A strong aural ability is essential when playing pop/rock piano - a style of music that often uses little or no written music.
Jamming is the prime example. When playing in a band, and the drummer and bassist start a groove without saying a word, and then the guitar chimes in - what do you do? It’s up to you to find the key by ear, to hear the chord progression and melodies that your band members are playing, and come up with your own, complimentary part.
It’s the subtle nuances in time, rhythm, and expression that make the difference between a good and a great pop/rock piano or keyboard player, and the best way to achieve these are through listening to lots of pop/rock music, all the time.
Chances are good that your music collection is already providing your inspiration for learning to play pop/rock piano, but how closely do you listen? Focused listening, hearing each individual musician, and especially the piano and keyboard parts, will strengthen your understanding, and will naturally have a significant impact on the subtleties in your piano and keyboard playing.
To begin developing your aural ability, try to make it a habit of:
Listening to pop/rock music everyday: Listen to your favourite bands, but also be ever on the lookout for new music. In particular, spend some time listening to pop/rock bands that feature piano or keyboards, and look for the similarities and differences between your favourite pop/rock piano and keyboard players’ styles.
Singing: Singing is the best test of how well you are listening/hearing. Sing along to both the vocals and the instrumental parts. Sing along with the bass to better hear the chord progressions. Listen carefully, and try to match your voice precisely to the pitch you hear.
Exercising you ears: Sit at your piano or keyboard as you listen to some of your favourite music. By trying a few notes, see if you can figure out what key the song you’re listening to is in. Can you figure out the main chord progressions? Try playing along.
In your pop/rock piano lessons, your pop/rock piano teacher can teach you the secrets to learning from recordings. One of the best methods is to start by learning the most general aspects of a song, and gradually progress to the details, and exact notes that the musicians are playing.
Look at the form: How many different sections are there, and how long are each of the sections.
Look at the chord progressions: What key is the song in, and how often does it change chord? How many different chords are there?
Once you know the basic framework of the song you can look at the specific parts: What exactly is the piano or keyboard doing? Are there multiple keyboard parts? What is the vocal melody? What are the guitar, bass, drums, and other instruments doing?

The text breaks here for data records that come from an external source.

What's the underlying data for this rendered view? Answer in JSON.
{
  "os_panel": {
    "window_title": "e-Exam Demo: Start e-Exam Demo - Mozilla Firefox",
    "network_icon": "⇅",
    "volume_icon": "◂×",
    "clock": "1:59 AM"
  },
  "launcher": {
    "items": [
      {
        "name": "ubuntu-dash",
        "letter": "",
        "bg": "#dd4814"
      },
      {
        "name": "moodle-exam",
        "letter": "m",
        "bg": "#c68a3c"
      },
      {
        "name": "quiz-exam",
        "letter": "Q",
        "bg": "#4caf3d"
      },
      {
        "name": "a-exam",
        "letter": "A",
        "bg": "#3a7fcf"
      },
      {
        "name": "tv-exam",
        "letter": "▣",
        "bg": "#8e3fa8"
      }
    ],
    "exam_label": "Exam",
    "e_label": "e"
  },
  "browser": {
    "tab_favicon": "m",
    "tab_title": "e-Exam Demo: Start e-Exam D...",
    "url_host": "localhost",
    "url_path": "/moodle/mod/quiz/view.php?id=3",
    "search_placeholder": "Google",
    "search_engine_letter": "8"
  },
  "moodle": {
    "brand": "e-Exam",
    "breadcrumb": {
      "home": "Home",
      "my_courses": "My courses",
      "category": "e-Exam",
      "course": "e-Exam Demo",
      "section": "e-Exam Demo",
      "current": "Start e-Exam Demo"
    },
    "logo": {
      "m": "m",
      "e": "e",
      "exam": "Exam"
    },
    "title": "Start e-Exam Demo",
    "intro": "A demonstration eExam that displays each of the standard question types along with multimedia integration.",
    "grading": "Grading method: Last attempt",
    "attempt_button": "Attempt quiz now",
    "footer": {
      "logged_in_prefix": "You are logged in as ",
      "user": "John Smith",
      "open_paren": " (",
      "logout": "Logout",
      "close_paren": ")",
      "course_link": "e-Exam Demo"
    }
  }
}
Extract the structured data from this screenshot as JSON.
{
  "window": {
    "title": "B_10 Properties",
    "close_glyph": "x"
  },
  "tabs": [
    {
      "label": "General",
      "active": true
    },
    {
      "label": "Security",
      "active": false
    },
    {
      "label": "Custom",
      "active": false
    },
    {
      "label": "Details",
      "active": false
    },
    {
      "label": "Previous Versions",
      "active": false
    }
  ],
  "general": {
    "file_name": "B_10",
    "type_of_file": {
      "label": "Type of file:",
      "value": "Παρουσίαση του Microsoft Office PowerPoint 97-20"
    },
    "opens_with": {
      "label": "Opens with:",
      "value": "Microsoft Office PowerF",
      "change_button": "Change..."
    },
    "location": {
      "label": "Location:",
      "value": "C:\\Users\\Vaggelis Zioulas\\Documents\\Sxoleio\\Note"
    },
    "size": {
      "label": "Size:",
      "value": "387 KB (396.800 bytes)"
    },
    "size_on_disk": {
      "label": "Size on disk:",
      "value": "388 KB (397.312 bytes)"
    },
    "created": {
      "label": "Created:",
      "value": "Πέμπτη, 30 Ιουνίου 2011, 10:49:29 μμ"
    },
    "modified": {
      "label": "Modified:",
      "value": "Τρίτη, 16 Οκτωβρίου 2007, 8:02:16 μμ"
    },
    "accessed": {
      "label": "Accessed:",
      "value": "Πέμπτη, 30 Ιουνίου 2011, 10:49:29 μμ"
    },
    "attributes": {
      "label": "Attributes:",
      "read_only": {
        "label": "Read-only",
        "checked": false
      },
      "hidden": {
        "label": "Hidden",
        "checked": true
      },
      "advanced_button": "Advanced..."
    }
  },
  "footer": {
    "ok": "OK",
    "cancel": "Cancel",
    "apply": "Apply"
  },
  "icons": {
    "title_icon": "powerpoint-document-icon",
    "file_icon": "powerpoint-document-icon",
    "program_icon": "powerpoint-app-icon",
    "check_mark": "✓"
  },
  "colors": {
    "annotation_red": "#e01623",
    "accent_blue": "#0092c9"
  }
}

The better your ears are working, the more capable you will be of reacting in the moment when playing in bands, and playing expressively on your own.